◆ Work to complete ◆
Could you please output all of the data exactly, without the images?

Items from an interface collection
=== Section Start ===

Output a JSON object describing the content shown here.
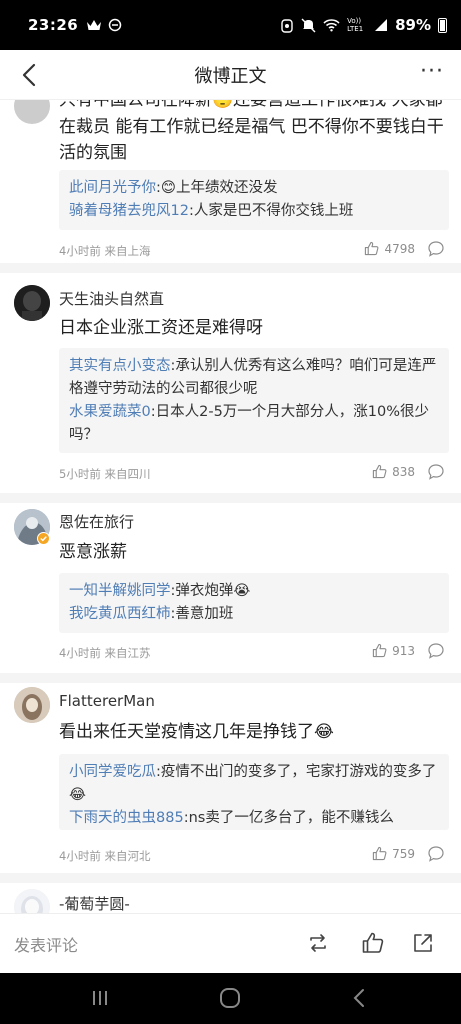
{
  "status": {
    "time": "23:26",
    "left_icons": [
      "crown-icon",
      "minus-circle-icon"
    ],
    "right_icons": [
      "alarm-icon",
      "mute-icon",
      "wifi-icon",
      "volte-icon",
      "signal-icon"
    ],
    "volte": "Vo)) LTE1",
    "battery": "89%"
  },
  "nav": {
    "title": "微博正文",
    "more": "···"
  },
  "comments": [
    {
      "text": "只有中国公司在降薪🙄还要营造工作很难找 大家都在裁员 能有工作就已经是福气 巴不得你不要钱白干活的氛围",
      "replies": [
        {
          "name": "此间月光予你",
          "text": ":😊上年绩效还没发"
        },
        {
          "name": "骑着母猪去兜风12",
          "text": ":人家是巴不得你交钱上班"
        }
      ],
      "meta": "4小时前 来自上海",
      "likes": "4798"
    },
    {
      "username": "天生油头自然直",
      "text": "日本企业涨工资还是难得呀",
      "replies": [
        {
          "name": "其实有点小变态",
          "text": ":承认别人优秀有这么难吗？咱们可是连严格遵守劳动法的公司都很少呢"
        },
        {
          "name": "水果爱蔬菜0",
          "text": ":日本人2-5万一个月大部分人，涨10%很少吗？"
        }
      ],
      "meta": "5小时前 来自四川",
      "likes": "838"
    },
    {
      "username": "恩佐在旅行",
      "text": "恶意涨薪",
      "replies": [
        {
          "name": "一知半解姚同学",
          "text": ":弹衣炮弹😭"
        },
        {
          "name": "我吃黄瓜西红柿",
          "text": ":善意加班"
        }
      ],
      "meta": "4小时前 来自江苏",
      "likes": "913"
    },
    {
      "username": "FlattererMan",
      "text": "看出来任天堂疫情这几年是挣钱了😂",
      "replies": [
        {
          "name": "小同学爱吃瓜",
          "text": ":疫情不出门的变多了，宅家打游戏的变多了😂"
        },
        {
          "name": "下雨天的虫虫885",
          "text": ":ns卖了一亿多台了，能不赚钱么"
        }
      ],
      "meta": "4小时前 来自河北",
      "likes": "759"
    },
    {
      "username": "-葡萄芋圆-"
    }
  ],
  "bottom": {
    "placeholder": "发表评论"
  },
  "colors": {
    "link": "#4f7db5",
    "meta": "#9a9a9a",
    "reply_bg": "#f5f5f5"
  }
}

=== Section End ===

◆ Solution to this problem ◆
Output a JSON object describing the content shown here.
{
  "status": {
    "time": "23:26",
    "left_icons": [
      "crown-icon",
      "minus-circle-icon"
    ],
    "right_icons": [
      "alarm-icon",
      "mute-icon",
      "wifi-icon",
      "volte-icon",
      "signal-icon"
    ],
    "volte": "Vo)) LTE1",
    "battery": "89%"
  },
  "nav": {
    "title": "微博正文",
    "more": "···"
  },
  "comments": [
    {
      "text": "只有中国公司在降薪🙄还要营造工作很难找 大家都在裁员 能有工作就已经是福气 巴不得你不要钱白干活的氛围",
      "replies": [
        {
          "name": "此间月光予你",
          "text": ":😊上年绩效还没发"
        },
        {
          "name": "骑着母猪去兜风12",
          "text": ":人家是巴不得你交钱上班"
        }
      ],
      "meta": "4小时前 来自上海",
      "likes": "4798"
    },
    {
      "username": "天生油头自然直",
      "text": "日本企业涨工资还是难得呀",
      "replies": [
        {
          "name": "其实有点小变态",
          "text": ":承认别人优秀有这么难吗？咱们可是连严格遵守劳动法的公司都很少呢"
        },
        {
          "name": "水果爱蔬菜0",
          "text": ":日本人2-5万一个月大部分人，涨10%很少吗？"
        }
      ],
      "meta": "5小时前 来自四川",
      "likes": "838"
    },
    {
      "username": "恩佐在旅行",
      "text": "恶意涨薪",
      "replies": [
        {
          "name": "一知半解姚同学",
          "text": ":弹衣炮弹😭"
        },
        {
          "name": "我吃黄瓜西红柿",
          "text": ":善意加班"
        }
      ],
      "meta": "4小时前 来自江苏",
      "likes": "913"
    },
    {
      "username": "FlattererMan",
      "text": "看出来任天堂疫情这几年是挣钱了😂",
      "replies": [
        {
          "name": "小同学爱吃瓜",
          "text": ":疫情不出门的变多了，宅家打游戏的变多了😂"
        },
        {
          "name": "下雨天的虫虫885",
          "text": ":ns卖了一亿多台了，能不赚钱么"
        }
      ],
      "meta": "4小时前 来自河北",
      "likes": "759"
    },
    {
      "username": "-葡萄芋圆-"
    }
  ],
  "bottom": {
    "placeholder": "发表评论"
  },
  "colors": {
    "link": "#4f7db5",
    "meta": "#9a9a9a",
    "reply_bg": "#f5f5f5"
  }
}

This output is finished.